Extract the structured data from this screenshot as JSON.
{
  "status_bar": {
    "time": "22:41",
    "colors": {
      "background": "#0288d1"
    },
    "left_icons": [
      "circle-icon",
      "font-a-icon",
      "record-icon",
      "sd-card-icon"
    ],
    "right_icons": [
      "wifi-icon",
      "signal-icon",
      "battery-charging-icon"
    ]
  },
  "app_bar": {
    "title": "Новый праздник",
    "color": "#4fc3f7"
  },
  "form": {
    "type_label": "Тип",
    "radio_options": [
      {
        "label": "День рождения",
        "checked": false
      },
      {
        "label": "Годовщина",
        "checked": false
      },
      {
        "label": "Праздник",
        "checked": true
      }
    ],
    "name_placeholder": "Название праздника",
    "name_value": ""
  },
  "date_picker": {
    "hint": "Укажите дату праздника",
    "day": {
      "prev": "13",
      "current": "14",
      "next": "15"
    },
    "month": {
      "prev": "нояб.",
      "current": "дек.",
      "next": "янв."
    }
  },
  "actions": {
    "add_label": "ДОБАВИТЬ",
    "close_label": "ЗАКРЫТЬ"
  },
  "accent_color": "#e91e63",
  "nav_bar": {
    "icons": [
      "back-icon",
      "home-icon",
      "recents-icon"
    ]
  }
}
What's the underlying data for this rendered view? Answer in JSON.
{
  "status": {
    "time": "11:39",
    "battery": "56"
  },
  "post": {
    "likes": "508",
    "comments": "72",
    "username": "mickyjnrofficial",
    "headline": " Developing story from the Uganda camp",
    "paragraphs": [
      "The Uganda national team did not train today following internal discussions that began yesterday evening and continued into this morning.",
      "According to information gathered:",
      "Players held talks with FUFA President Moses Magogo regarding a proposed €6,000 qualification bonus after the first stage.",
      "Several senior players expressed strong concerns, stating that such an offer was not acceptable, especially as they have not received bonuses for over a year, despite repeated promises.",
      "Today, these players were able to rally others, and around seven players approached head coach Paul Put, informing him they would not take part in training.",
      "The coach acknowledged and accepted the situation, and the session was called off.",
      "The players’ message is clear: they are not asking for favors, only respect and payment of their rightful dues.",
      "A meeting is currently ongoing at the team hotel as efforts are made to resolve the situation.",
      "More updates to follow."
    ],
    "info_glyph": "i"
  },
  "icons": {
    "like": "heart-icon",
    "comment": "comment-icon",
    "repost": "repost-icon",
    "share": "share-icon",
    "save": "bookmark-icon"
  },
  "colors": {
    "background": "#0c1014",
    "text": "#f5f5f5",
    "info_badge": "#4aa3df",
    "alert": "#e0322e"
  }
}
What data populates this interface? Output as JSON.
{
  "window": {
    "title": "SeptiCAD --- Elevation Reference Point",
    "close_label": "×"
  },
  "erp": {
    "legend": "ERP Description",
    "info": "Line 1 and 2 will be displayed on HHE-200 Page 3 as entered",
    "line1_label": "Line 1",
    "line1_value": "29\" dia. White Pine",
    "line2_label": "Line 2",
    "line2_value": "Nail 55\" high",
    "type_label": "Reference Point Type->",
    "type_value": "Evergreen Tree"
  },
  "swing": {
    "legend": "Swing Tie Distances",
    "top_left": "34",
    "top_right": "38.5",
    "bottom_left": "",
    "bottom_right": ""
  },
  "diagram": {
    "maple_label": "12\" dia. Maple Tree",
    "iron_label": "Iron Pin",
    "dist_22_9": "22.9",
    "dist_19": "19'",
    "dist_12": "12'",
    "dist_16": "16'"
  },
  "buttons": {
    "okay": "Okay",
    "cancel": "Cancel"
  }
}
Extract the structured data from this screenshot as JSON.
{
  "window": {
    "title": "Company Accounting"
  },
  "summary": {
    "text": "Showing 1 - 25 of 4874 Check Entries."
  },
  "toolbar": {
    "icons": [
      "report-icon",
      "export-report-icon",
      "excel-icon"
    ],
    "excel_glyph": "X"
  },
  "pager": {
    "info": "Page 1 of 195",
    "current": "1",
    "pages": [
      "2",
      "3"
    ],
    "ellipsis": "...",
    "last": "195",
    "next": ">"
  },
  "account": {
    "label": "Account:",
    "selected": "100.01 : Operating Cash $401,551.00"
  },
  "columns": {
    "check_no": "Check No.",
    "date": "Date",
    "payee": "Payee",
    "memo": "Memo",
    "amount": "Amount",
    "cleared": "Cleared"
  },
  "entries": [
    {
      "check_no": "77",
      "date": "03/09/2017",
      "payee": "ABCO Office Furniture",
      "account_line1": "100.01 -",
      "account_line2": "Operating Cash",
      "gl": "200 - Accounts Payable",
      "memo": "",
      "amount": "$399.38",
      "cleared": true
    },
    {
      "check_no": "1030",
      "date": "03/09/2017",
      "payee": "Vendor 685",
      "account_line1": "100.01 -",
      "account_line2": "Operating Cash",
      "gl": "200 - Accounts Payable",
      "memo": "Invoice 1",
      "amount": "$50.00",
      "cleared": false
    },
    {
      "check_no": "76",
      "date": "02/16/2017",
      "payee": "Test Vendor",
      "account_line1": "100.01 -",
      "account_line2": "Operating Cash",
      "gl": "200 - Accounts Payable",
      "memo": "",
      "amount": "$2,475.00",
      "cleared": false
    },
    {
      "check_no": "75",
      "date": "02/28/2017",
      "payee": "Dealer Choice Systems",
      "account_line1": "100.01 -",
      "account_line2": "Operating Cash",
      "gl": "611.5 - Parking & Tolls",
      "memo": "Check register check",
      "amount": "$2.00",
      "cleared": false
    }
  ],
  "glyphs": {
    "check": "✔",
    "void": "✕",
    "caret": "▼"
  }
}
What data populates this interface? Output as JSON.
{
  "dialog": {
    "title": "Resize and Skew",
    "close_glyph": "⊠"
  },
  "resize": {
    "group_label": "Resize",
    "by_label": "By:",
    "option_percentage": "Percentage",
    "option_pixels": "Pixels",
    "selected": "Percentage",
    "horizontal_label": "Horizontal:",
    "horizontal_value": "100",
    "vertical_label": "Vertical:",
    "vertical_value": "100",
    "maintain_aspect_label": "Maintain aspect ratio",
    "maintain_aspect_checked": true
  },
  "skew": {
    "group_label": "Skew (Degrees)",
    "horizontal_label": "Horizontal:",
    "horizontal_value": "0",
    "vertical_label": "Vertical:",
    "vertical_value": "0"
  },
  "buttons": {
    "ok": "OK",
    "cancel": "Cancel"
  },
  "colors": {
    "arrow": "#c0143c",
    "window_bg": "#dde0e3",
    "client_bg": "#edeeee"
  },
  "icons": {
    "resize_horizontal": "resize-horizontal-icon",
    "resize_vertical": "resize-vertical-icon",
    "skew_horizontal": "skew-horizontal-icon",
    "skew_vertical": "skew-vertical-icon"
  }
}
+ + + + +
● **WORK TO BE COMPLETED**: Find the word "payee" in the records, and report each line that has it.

● **SOLUTION FOR THIS EXERCISE**:
    "payee": "Payee",
      "payee": "ABCO Office Furniture",
      "payee": "Vendor 685",
      "payee": "Test Vendor",
      "payee": "Dealer Choice Systems",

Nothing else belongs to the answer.